Examples include Glendalough and Glendasan, Co. Wicklow,
U-shaped valleys are features of glacial erosion found in upland areas, usually extending to lowland areas. In some cases, U-shaped valley may extend to coastal location and in some cases may have been drowned by the post-glaciation rise in sea level. In this case, the U-shaped valley becomes a fjord. A U-shaped valley is an overdeepened valley with high, sheer valley walls and usually containing lakes called ribbon lakes.
U-shaped valleys formed when snow gathered in pre-glaciated valleys, usually v-shaped river valley or when cirque glaciers extended down valley. As layers of snow built up over a period of 200 years or more, it was compressed until it turned into firn ice. The weight of the overlying ice crushed rock underneath it creating cracks. Friction at the base of the glacier produced heat which created a thin film of meltwater. This allowed the glacier to move under the force of gravity. This movement is called basal slipping. As the glacier moved, plucking and abrasion occurred.
Plucking is a glacial erosion process whereby rocks are plucked from the ground by the passing glacier. Meltwater pours into the cracks and freezes, thereby sticking to the base of the glacier. As the glacier moves off, the rock is plucked out of the ground. Abrasion occurs when the rocks imbedded in the glacier scrape the landscape, wearing it away in a sandpaper-like fashion.

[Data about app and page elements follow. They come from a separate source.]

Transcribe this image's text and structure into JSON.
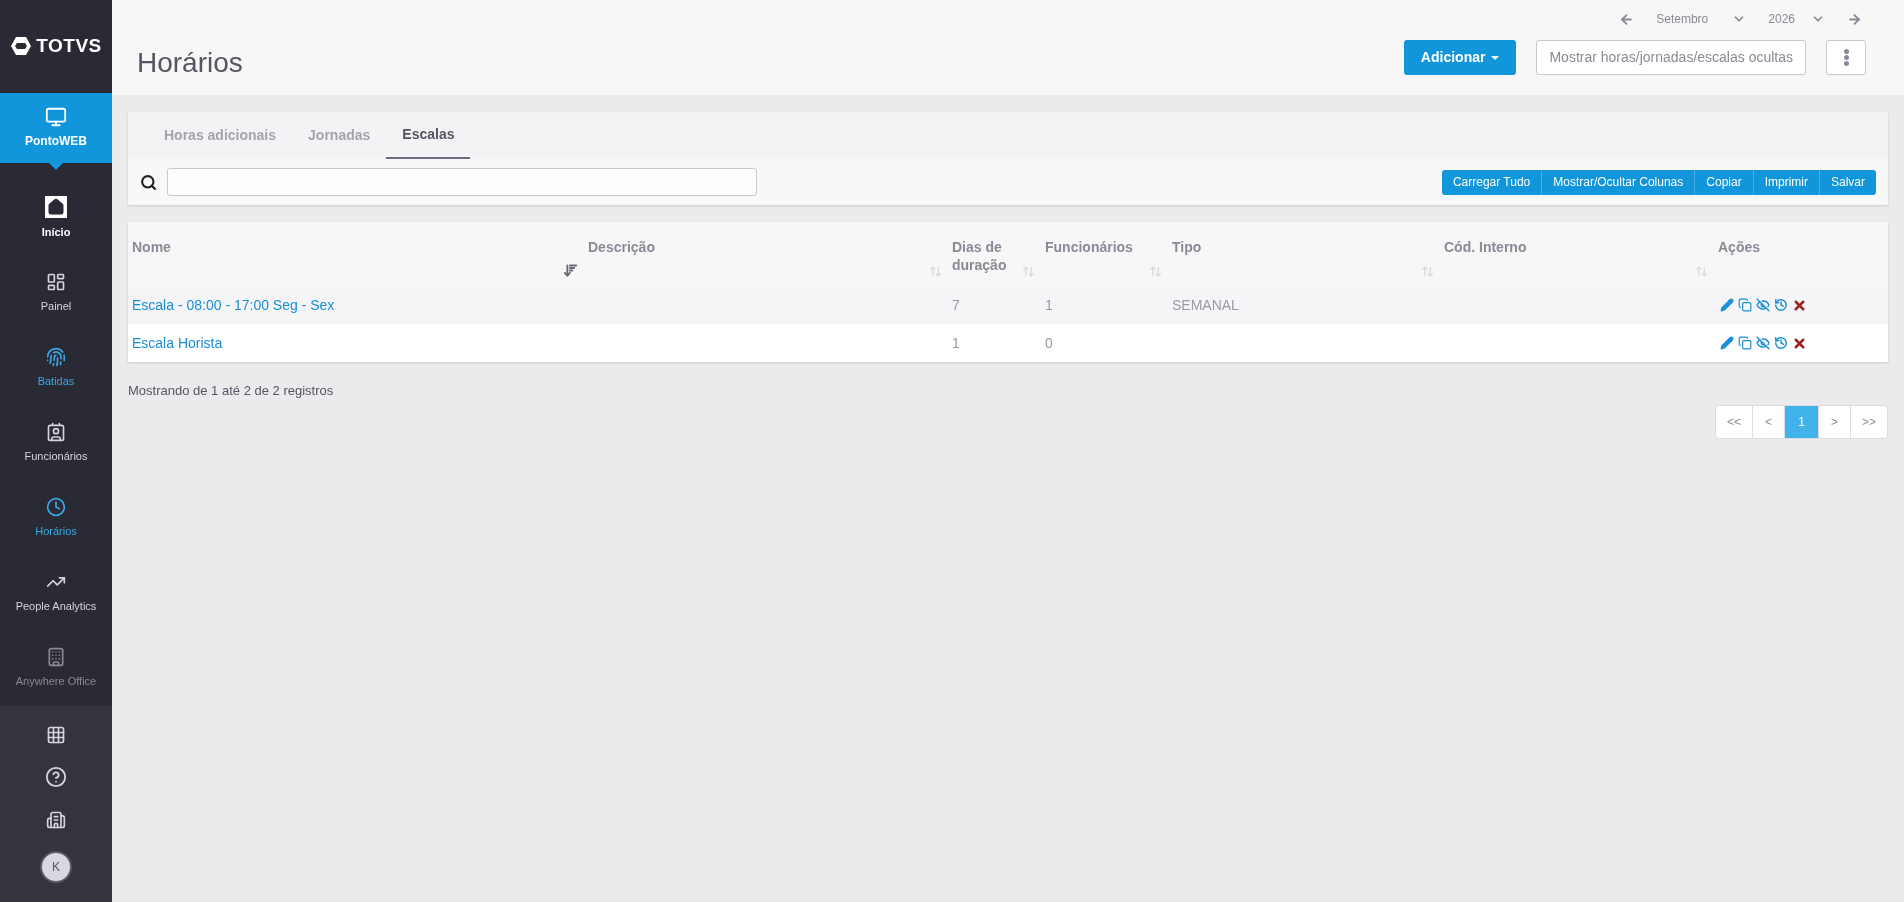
{
  "sidebar": {
    "logo": "TOTVS",
    "product": "PontoWEB",
    "items": [
      {
        "label": "Início",
        "selected": true,
        "color": "#ffffff"
      },
      {
        "label": "Painel",
        "selected": false,
        "color": "#d4d4dc"
      },
      {
        "label": "Batidas",
        "selected": false,
        "color": "#3ba7e8"
      },
      {
        "label": "Funcionários",
        "selected": false,
        "color": "#d4d4dc"
      },
      {
        "label": "Horários",
        "selected": false,
        "color": "#3ba7e8"
      },
      {
        "label": "People Analytics",
        "selected": false,
        "color": "#d4d4dc"
      },
      {
        "label": "Anywhere Office",
        "selected": false,
        "color": "#8a8a96"
      }
    ],
    "avatar": "K"
  },
  "header": {
    "title": "Horários",
    "month": "Setembro",
    "year": "2026",
    "add_button": "Adicionar",
    "toggle_button": "Mostrar horas/jornadas/escalas ocultas"
  },
  "tabs": [
    {
      "label": "Horas adicionais",
      "selected": false
    },
    {
      "label": "Jornadas",
      "selected": false
    },
    {
      "label": "Escalas",
      "selected": true
    }
  ],
  "toolbar": {
    "buttons": [
      "Carregar Tudo",
      "Mostrar/Ocultar Colunas",
      "Copiar",
      "Imprimir",
      "Salvar"
    ]
  },
  "table": {
    "columns": [
      {
        "label": "Nome",
        "sorted": true
      },
      {
        "label": "Descrição",
        "sorted": false
      },
      {
        "label": "Dias de duração",
        "sorted": false
      },
      {
        "label": "Funcionários",
        "sorted": false
      },
      {
        "label": "Tipo",
        "sorted": false
      },
      {
        "label": "Cód. Interno",
        "sorted": false
      },
      {
        "label": "Ações"
      }
    ],
    "rows": [
      {
        "nome": "Escala - 08:00 - 17:00 Seg - Sex",
        "dias": "7",
        "funcionarios": "1",
        "tipo": "SEMANAL"
      },
      {
        "nome": "Escala Horista",
        "dias": "1",
        "funcionarios": "0"
      }
    ]
  },
  "info": "Mostrando de 1 até 2 de 2 registros",
  "pagination": [
    {
      "label": "<<",
      "selected": false
    },
    {
      "label": "<",
      "selected": false
    },
    {
      "label": "1",
      "selected": true
    },
    {
      "label": ">",
      "selected": false
    },
    {
      "label": ">>",
      "selected": false
    }
  ]
}
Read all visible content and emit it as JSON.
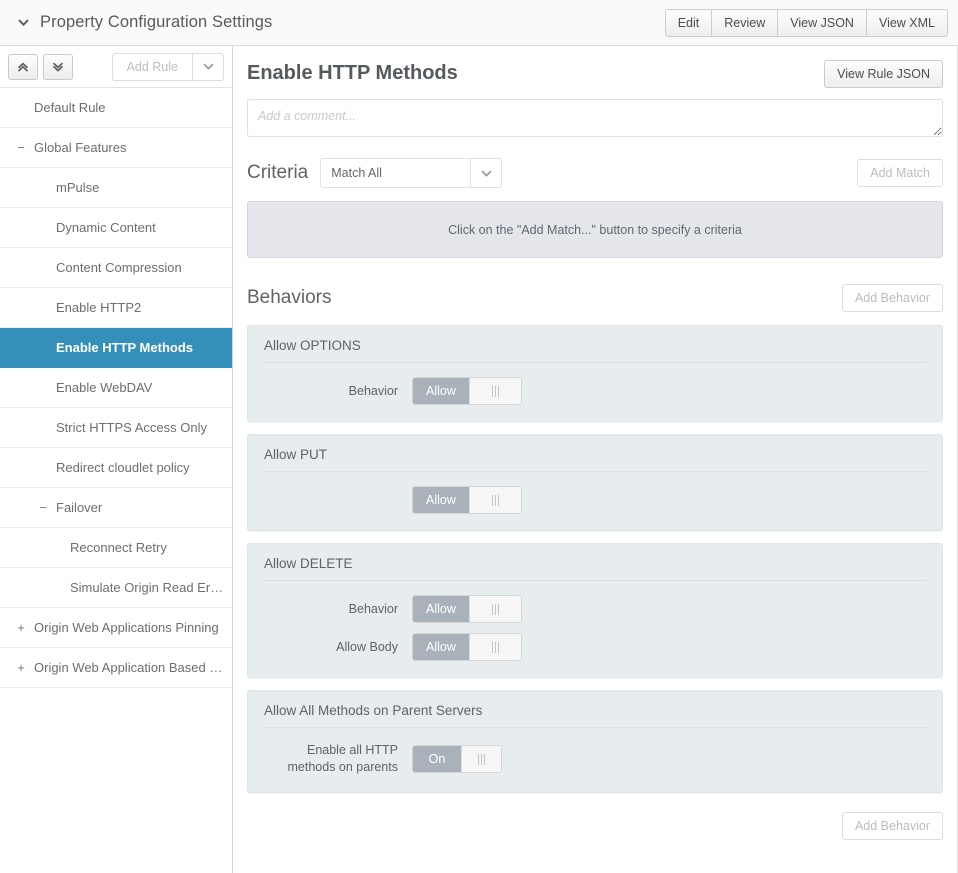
{
  "window": {
    "title": "Property Configuration Settings",
    "caret_icon": "chevron-down-icon",
    "toolbar_buttons": [
      {
        "label": "Edit",
        "name": "edit-button"
      },
      {
        "label": "Review",
        "name": "review-button"
      },
      {
        "label": "View JSON",
        "name": "view-json-button"
      },
      {
        "label": "View XML",
        "name": "view-xml-button"
      }
    ]
  },
  "sidebar": {
    "toolbar": {
      "collapse_all_icon": "double-chevron-up-icon",
      "expand_all_icon": "double-chevron-down-icon",
      "add_rule_label": "Add Rule",
      "add_rule_dropdown_icon": "chevron-down-icon"
    },
    "items": [
      {
        "label": "Default Rule",
        "level": 0,
        "twisty": "",
        "selected": false
      },
      {
        "label": "Global Features",
        "level": 1,
        "twisty": "−",
        "selected": false
      },
      {
        "label": "mPulse",
        "level": 2,
        "twisty": "",
        "selected": false
      },
      {
        "label": "Dynamic Content",
        "level": 2,
        "twisty": "",
        "selected": false
      },
      {
        "label": "Content Compression",
        "level": 2,
        "twisty": "",
        "selected": false
      },
      {
        "label": "Enable HTTP2",
        "level": 2,
        "twisty": "",
        "selected": false
      },
      {
        "label": "Enable HTTP Methods",
        "level": 2,
        "twisty": "",
        "selected": true
      },
      {
        "label": "Enable WebDAV",
        "level": 2,
        "twisty": "",
        "selected": false
      },
      {
        "label": "Strict HTTPS Access Only",
        "level": 2,
        "twisty": "",
        "selected": false
      },
      {
        "label": "Redirect cloudlet policy",
        "level": 2,
        "twisty": "",
        "selected": false
      },
      {
        "label": "Failover",
        "level": 2,
        "twisty": "−",
        "selected": false
      },
      {
        "label": "Reconnect Retry",
        "level": 3,
        "twisty": "",
        "selected": false
      },
      {
        "label": "Simulate Origin Read Error",
        "level": 3,
        "twisty": "",
        "selected": false
      },
      {
        "label": "Origin Web Applications Pinning",
        "level": 1,
        "twisty": "+",
        "selected": false
      },
      {
        "label": "Origin Web Application Based F…",
        "level": 1,
        "twisty": "+",
        "selected": false
      }
    ]
  },
  "main": {
    "rule_title": "Enable HTTP Methods",
    "view_rule_json_label": "View Rule JSON",
    "comment": {
      "value": "",
      "placeholder": "Add a comment..."
    },
    "criteria": {
      "section_label": "Criteria",
      "match_select_value": "Match All",
      "match_select_icon": "chevron-down-icon",
      "add_match_label": "Add Match",
      "empty_message": "Click on the \"Add Match...\" button to specify a criteria"
    },
    "behaviors": {
      "section_label": "Behaviors",
      "add_behavior_label": "Add Behavior",
      "add_behavior_bottom_label": "Add Behavior",
      "cards": [
        {
          "title": "Allow OPTIONS",
          "fields": [
            {
              "label": "Behavior",
              "toggle_value": "Allow",
              "toggle_state": "on",
              "show_label": true
            }
          ]
        },
        {
          "title": "Allow PUT",
          "fields": [
            {
              "label": "",
              "toggle_value": "Allow",
              "toggle_state": "on",
              "show_label": false
            }
          ]
        },
        {
          "title": "Allow DELETE",
          "fields": [
            {
              "label": "Behavior",
              "toggle_value": "Allow",
              "toggle_state": "on",
              "show_label": true
            },
            {
              "label": "Allow Body",
              "toggle_value": "Allow",
              "toggle_state": "on",
              "show_label": true
            }
          ]
        },
        {
          "title": "Allow All Methods on Parent Servers",
          "fields": [
            {
              "label": "Enable all HTTP methods on parents",
              "toggle_value": "On",
              "toggle_state": "on",
              "show_label": true,
              "narrow": true
            }
          ]
        }
      ]
    }
  },
  "colors": {
    "accent_selected": "#3490b8",
    "card_background": "#e7ecef",
    "criteria_empty_background": "#e4e6ec",
    "toggle_on": "#a9b2bb",
    "title_text": "#5a5a5a"
  }
}
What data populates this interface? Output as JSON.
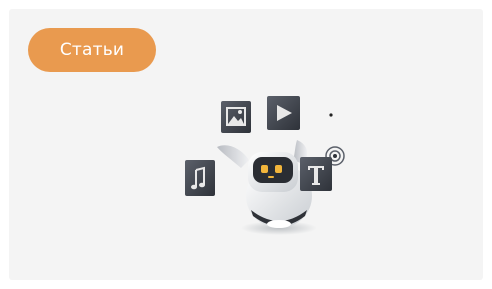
{
  "card": {
    "category_button_label": "Статьи"
  },
  "colors": {
    "card_background": "#f4f4f4",
    "button_background": "#e99a4f",
    "button_text": "#ffffff",
    "tile_dark": "#3b3f47",
    "robot_eye": "#f2b53b"
  },
  "illustration": {
    "subject": "robot",
    "tile_icons": [
      "image-icon",
      "play-icon",
      "music-note-icon",
      "text-icon"
    ]
  }
}
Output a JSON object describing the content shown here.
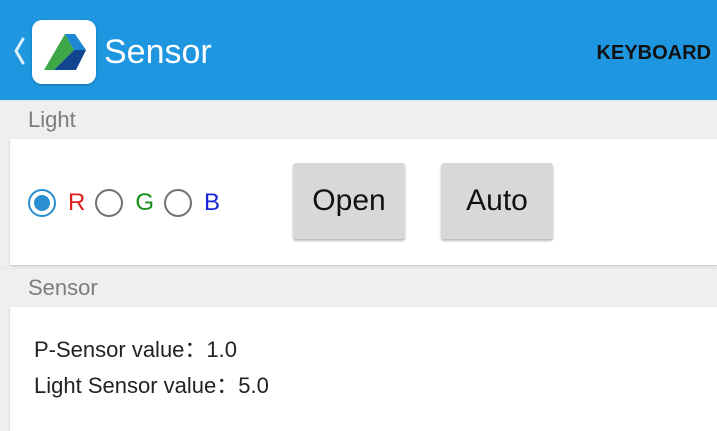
{
  "app_bar": {
    "title": "Sensor",
    "action_label": "KEYBOARD",
    "background_color": "#1e96e0",
    "icons": {
      "back": "chevron-left-icon",
      "app": "app-logo-icon"
    }
  },
  "light_section": {
    "header": "Light",
    "radios": [
      {
        "label": "R",
        "color": "#e02020",
        "checked": true
      },
      {
        "label": "G",
        "color": "#1a8f1a",
        "checked": false
      },
      {
        "label": "B",
        "color": "#1a25d8",
        "checked": false
      }
    ],
    "buttons": {
      "open_label": "Open",
      "auto_label": "Auto"
    }
  },
  "sensor_section": {
    "header": "Sensor",
    "p_sensor_label": "P-Sensor value：",
    "p_sensor_value": "1.0",
    "light_sensor_label": "Light Sensor value：",
    "light_sensor_value": "5.0"
  }
}
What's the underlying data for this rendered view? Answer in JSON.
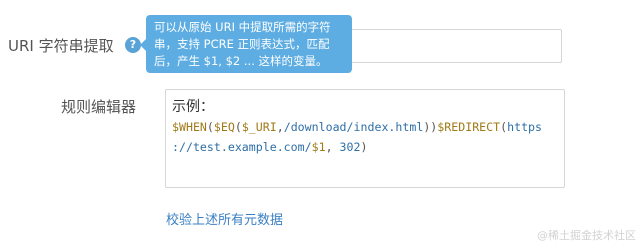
{
  "form": {
    "uri_extract": {
      "label": "URI 字符串提取",
      "help_icon": "?",
      "input_value": "",
      "tooltip": {
        "line1": "可以从原始 URI 中提取所需的字符",
        "line2": "串，支持 PCRE 正则表达式，匹配",
        "line3": "后，产生 $1, $2 ... 这样的变量。"
      }
    },
    "rule_editor": {
      "label": "规则编辑器",
      "example_label": "示例：",
      "code": {
        "t1": "$WHEN",
        "t2": "(",
        "t3": "$EQ",
        "t4": "(",
        "t5": "$_URI",
        "t6": ",",
        "t7": "/download/index.html",
        "t8": "))",
        "t9": "$REDIRECT",
        "t10": "(",
        "t11": "https",
        "t12": "://test.example.com/",
        "t13": "$1",
        "t14": ",",
        "t15": " 302",
        "t16": ")"
      }
    },
    "validate_link": "校验上述所有元数据"
  },
  "watermark": "@稀土掘金技术社区",
  "colors": {
    "tooltip_bg": "#5dade2",
    "link": "#3b7fc4",
    "code_keyword": "#a07a16",
    "code_string": "#2f6fa7"
  }
}
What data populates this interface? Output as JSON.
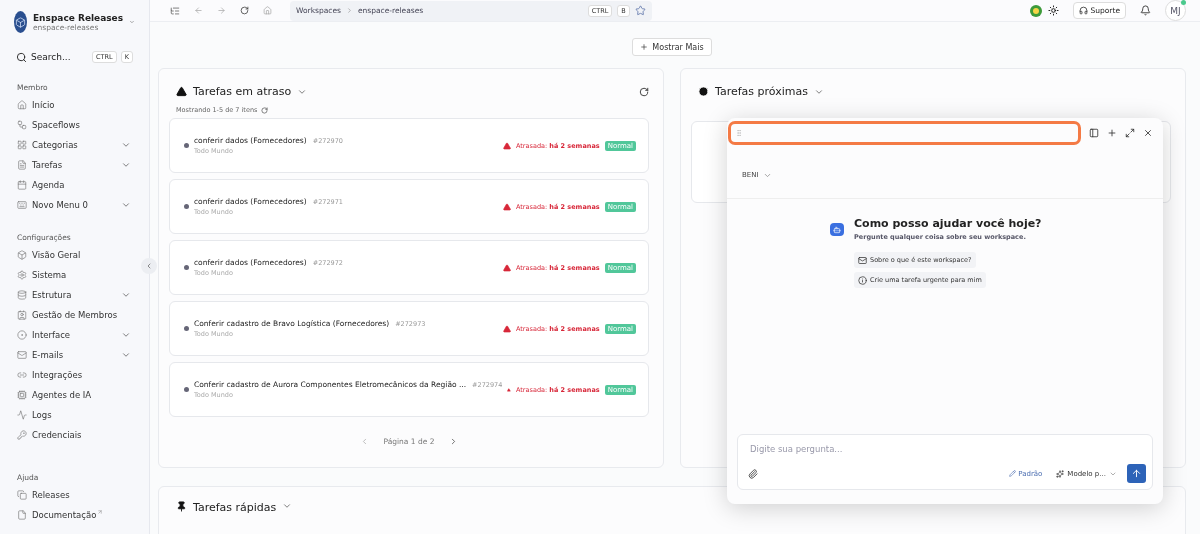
{
  "workspace": {
    "name": "Enspace Releases",
    "slug": "enspace-releases"
  },
  "search": {
    "label": "Search...",
    "keys": [
      "CTRL",
      "K"
    ]
  },
  "sidebar": {
    "sections": [
      {
        "title": "Membro",
        "items": [
          {
            "label": "Início",
            "submenu": false
          },
          {
            "label": "Spaceflows",
            "submenu": false
          },
          {
            "label": "Categorias",
            "submenu": true
          },
          {
            "label": "Tarefas",
            "submenu": true
          },
          {
            "label": "Agenda",
            "submenu": false
          },
          {
            "label": "Novo Menu 0",
            "submenu": true
          }
        ]
      },
      {
        "title": "Configurações",
        "items": [
          {
            "label": "Visão Geral",
            "submenu": false
          },
          {
            "label": "Sistema",
            "submenu": false
          },
          {
            "label": "Estrutura",
            "submenu": true
          },
          {
            "label": "Gestão de Membros",
            "submenu": false
          },
          {
            "label": "Interface",
            "submenu": true
          },
          {
            "label": "E-mails",
            "submenu": true
          },
          {
            "label": "Integrações",
            "submenu": false
          },
          {
            "label": "Agentes de IA",
            "submenu": false
          },
          {
            "label": "Logs",
            "submenu": false
          },
          {
            "label": "Credenciais",
            "submenu": false
          }
        ]
      },
      {
        "title": "Ajuda",
        "items": [
          {
            "label": "Releases",
            "submenu": false
          },
          {
            "label": "Documentação",
            "submenu": false,
            "external": true
          }
        ]
      }
    ]
  },
  "breadcrumb": [
    "Workspaces",
    "enspace-releases"
  ],
  "shortcut": [
    "CTRL",
    "B"
  ],
  "topbar": {
    "support": "Suporte",
    "avatar": "MJ"
  },
  "show_more": "Mostrar Mais",
  "overdue": {
    "title": "Tarefas em atraso",
    "summary": "Mostrando 1-5 de 7 itens",
    "page": "Página 1 de 2",
    "tasks": [
      {
        "title": "conferir dados (Fornecedores)",
        "id": "#272970",
        "assignee": "Todo Mundo",
        "status": "Atrasada:",
        "when": "há 2 semanas",
        "priority": "Normal"
      },
      {
        "title": "conferir dados (Fornecedores)",
        "id": "#272971",
        "assignee": "Todo Mundo",
        "status": "Atrasada:",
        "when": "há 2 semanas",
        "priority": "Normal"
      },
      {
        "title": "conferir dados (Fornecedores)",
        "id": "#272972",
        "assignee": "Todo Mundo",
        "status": "Atrasada:",
        "when": "há 2 semanas",
        "priority": "Normal"
      },
      {
        "title": "Conferir cadastro de Bravo Logística (Fornecedores)",
        "id": "#272973",
        "assignee": "Todo Mundo",
        "status": "Atrasada:",
        "when": "há 2 semanas",
        "priority": "Normal"
      },
      {
        "title": "Conferir cadastro de Aurora Componentes Eletromecânicos da Região ...",
        "id": "#272974",
        "assignee": "Todo Mundo",
        "status": "Atrasada:",
        "when": "há 2 semanas",
        "priority": "Normal"
      }
    ]
  },
  "upcoming": {
    "title": "Tarefas próximas"
  },
  "quick": {
    "title": "Tarefas rápidas"
  },
  "chat": {
    "agent": "BENI",
    "heading": "Como posso ajudar você hoje?",
    "subheading": "Pergunte qualquer coisa sobre seu workspace.",
    "suggestions": [
      {
        "kind": "mail",
        "text": "Sobre o que é este workspace?"
      },
      {
        "kind": "info",
        "text": "Crie uma tarefa urgente para mim"
      }
    ],
    "placeholder": "Digite sua pergunta...",
    "mode": "Padrão",
    "model": "Modelo p..."
  }
}
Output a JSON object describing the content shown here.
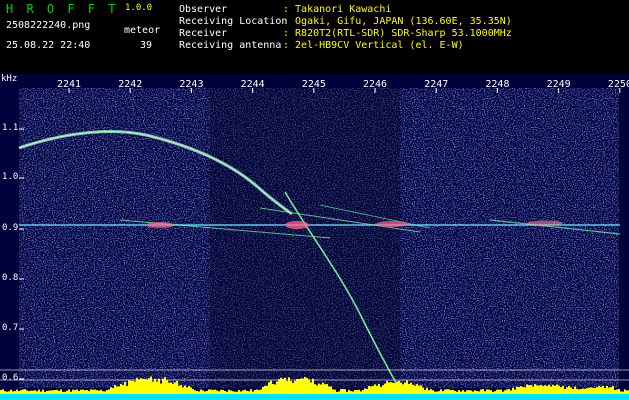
{
  "header": {
    "app_title": "H R O F F T",
    "app_version": "1.0.0",
    "file_name": "2508222240.png",
    "datetime": "25.08.22 22:40",
    "mode": "meteor",
    "count": "39",
    "info": [
      {
        "label": "Observer",
        "value": ": Takanori Kawachi"
      },
      {
        "label": "Receiving Location",
        "value": ": Ogaki, Gifu, JAPAN (136.60E, 35.35N)"
      },
      {
        "label": "Receiver",
        "value": ": R820T2(RTL-SDR) SDR-Sharp 53.1000MHz"
      },
      {
        "label": "Receiving antenna",
        "value": ": 2el-HB9CV Vertical (el. E-W)"
      }
    ]
  },
  "axes": {
    "y_unit": "kHz",
    "x_ticks": [
      "2241",
      "2242",
      "2243",
      "2244",
      "2245",
      "2246",
      "2247",
      "2248",
      "2249",
      "2250"
    ],
    "y_ticks": [
      "1.1",
      "1.0",
      "0.9",
      "0.8",
      "0.7",
      "0.6"
    ]
  },
  "colors": {
    "background": "#00003a",
    "axis_text": "#ffffff",
    "header_value": "#ffff00",
    "title": "#00d000",
    "level_bar": "#ffff00",
    "floor_bar": "#00e0ff"
  }
}
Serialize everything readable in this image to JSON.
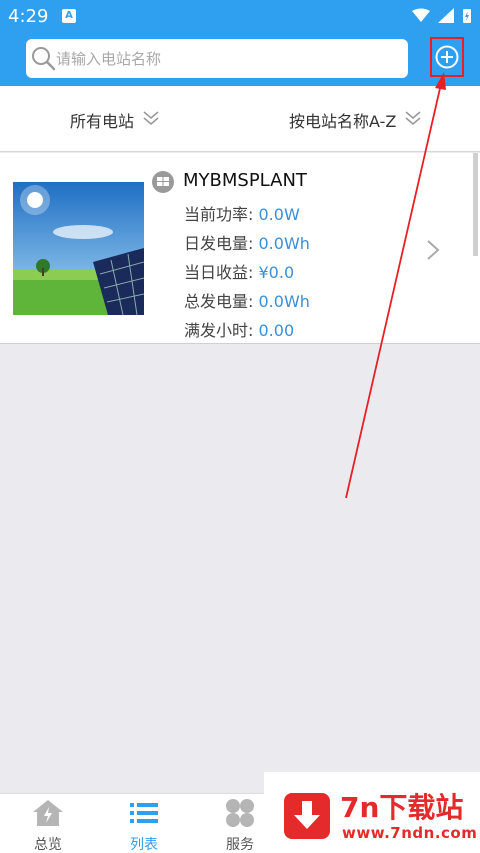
{
  "status_bar": {
    "time": "4:29",
    "a_badge": "A"
  },
  "search": {
    "placeholder": "请输入电站名称"
  },
  "filters": {
    "all": "所有电站",
    "sort": "按电站名称A-Z"
  },
  "plant": {
    "name": "MYBMSPLANT",
    "rows": [
      {
        "label": "当前功率:",
        "value": "0.0W"
      },
      {
        "label": "日发电量:",
        "value": "0.0Wh"
      },
      {
        "label": "当日收益:",
        "value": "¥0.0"
      },
      {
        "label": "总发电量:",
        "value": "0.0Wh"
      },
      {
        "label": "满发小时:",
        "value": "0.00"
      }
    ]
  },
  "tabs": [
    {
      "label": "总览",
      "icon": "home-icon"
    },
    {
      "label": "列表",
      "icon": "list-icon",
      "active": true
    },
    {
      "label": "服务",
      "icon": "service-icon"
    }
  ],
  "watermark": {
    "title": "7n下载站",
    "url": "www.7ndn.com"
  },
  "colors": {
    "accent": "#2f9ff0",
    "value": "#3a8fd8",
    "annotation": "#e62025"
  }
}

Weaker parts of the valley floor were more affected by plucking and were overdepeedened leaving hollows behind. When the period of glaciation ended, these hollows filled with water and became ribbon lakes. Ribbon lakes are long, narrow lakes found on the floor of a glaciated valley. During an ice age, a valley glacier may have been joined by smaller, tributary glaciers. These did not erode their valleys to the same extent as the main valley glacier. When the ice age ended, a small glaciated valley was left hanging above the main valley floor. This smaller valley is called a hanging valley and usually it is drained by a small stream which falls to the valley below as a waterfall. Deposition by the waterfall on the valley floor produced alluvial fans. As the glacier moved through the pre-glacial valley, it encountered interlocking spurs as obstacles. While the glacier could deform like plastic, it was not flexible enough to negotiate these spurs. Instead, it plucked and abraded the spurs. When the ice age ended, these spurs were revealed as truncated spurs, thus giving the valley its characteristic steep sides.